In spring of 2015 I had a haiku published in issue 1 of Cacti Fur. I was especially happy that Jim Thompson, the poetry editor, liked the haiku because after I wrote it, I discovered that the world of haiku publications is a rarefied one, in which I felt myself something of an ignoramus. For example, while I was aware that the 5-7-5 syllable rule is a bit silly, since it does not properly convey the constraint of the form in its native Japanese, I didn’t know that writing English haiku in the 5-7-5 format is considered gauche in haiku expert circles.
Here is an explanation: ” . . .[M]ost haiku poets in North America have become aware that 17 English syllables convey a great deal more information than 17 Japanese syllables, and have come to write haiku in fewer syllables, most often in three segments that follow a short-long-short pattern without a rigid structure” (Keiko Imaoka, “Forms in English Haiku”).

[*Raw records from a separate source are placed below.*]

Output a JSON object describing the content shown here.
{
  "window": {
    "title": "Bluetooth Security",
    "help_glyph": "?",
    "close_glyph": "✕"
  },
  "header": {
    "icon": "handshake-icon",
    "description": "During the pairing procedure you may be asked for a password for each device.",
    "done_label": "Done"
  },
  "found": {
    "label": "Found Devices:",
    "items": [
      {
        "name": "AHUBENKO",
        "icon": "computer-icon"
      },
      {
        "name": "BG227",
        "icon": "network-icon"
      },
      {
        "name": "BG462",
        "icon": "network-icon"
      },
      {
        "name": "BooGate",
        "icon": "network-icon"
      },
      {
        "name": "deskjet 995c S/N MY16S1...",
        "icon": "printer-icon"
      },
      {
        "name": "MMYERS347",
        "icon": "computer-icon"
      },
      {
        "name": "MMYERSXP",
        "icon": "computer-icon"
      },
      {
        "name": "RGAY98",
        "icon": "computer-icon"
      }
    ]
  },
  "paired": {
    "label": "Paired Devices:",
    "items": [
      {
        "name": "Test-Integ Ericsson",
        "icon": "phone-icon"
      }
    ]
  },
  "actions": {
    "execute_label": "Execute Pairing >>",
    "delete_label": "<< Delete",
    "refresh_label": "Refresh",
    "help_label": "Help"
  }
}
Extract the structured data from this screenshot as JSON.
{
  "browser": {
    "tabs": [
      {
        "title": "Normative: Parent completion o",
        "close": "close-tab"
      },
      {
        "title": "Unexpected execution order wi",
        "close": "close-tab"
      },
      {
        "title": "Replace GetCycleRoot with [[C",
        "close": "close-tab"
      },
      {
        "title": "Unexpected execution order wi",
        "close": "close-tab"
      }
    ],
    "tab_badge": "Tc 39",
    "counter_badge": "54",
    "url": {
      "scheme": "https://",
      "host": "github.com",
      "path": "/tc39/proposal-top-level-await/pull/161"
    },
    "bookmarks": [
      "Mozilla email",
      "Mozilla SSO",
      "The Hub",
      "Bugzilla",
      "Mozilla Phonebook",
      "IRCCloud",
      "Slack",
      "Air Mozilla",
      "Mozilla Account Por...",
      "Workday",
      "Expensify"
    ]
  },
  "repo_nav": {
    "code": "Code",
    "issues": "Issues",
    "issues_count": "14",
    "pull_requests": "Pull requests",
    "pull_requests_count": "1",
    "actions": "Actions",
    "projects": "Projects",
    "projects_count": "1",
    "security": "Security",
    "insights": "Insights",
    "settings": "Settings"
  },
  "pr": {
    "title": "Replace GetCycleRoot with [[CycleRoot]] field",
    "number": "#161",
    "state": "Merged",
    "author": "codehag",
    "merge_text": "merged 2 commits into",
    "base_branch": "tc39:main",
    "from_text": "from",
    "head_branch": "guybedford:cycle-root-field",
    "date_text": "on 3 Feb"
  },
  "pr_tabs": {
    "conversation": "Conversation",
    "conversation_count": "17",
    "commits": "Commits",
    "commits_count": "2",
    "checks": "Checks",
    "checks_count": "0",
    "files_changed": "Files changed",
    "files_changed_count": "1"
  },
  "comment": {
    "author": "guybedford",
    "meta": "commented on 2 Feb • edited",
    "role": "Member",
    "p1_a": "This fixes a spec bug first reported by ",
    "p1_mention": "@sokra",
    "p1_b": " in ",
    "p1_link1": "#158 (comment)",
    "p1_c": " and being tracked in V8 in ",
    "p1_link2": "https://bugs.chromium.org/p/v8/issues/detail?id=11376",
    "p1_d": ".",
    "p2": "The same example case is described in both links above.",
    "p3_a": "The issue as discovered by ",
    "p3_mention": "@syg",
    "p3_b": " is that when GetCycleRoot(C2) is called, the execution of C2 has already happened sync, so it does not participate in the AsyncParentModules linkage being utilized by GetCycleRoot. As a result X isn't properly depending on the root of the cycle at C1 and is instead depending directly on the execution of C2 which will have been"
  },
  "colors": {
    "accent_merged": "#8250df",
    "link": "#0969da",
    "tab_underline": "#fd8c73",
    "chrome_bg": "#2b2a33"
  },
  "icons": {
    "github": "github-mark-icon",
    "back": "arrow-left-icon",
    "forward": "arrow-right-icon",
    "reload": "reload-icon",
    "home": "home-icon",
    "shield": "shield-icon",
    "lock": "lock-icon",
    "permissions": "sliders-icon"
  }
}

Going forward, I will certainly keep this in mind on those rare occasions when I get a wild hair to write more haiku. But in the meantime, I’m fond of my faux haiku in Cacti Fur, and proud that Jim Thompson send me an email asking if I might have anything more to submit. For a while I didn’t, but he has now accepted another submission, a prose poem called, “My parents’ books will be the death of me.” I look forward to sharing it when it is up on the Cacti Fur site.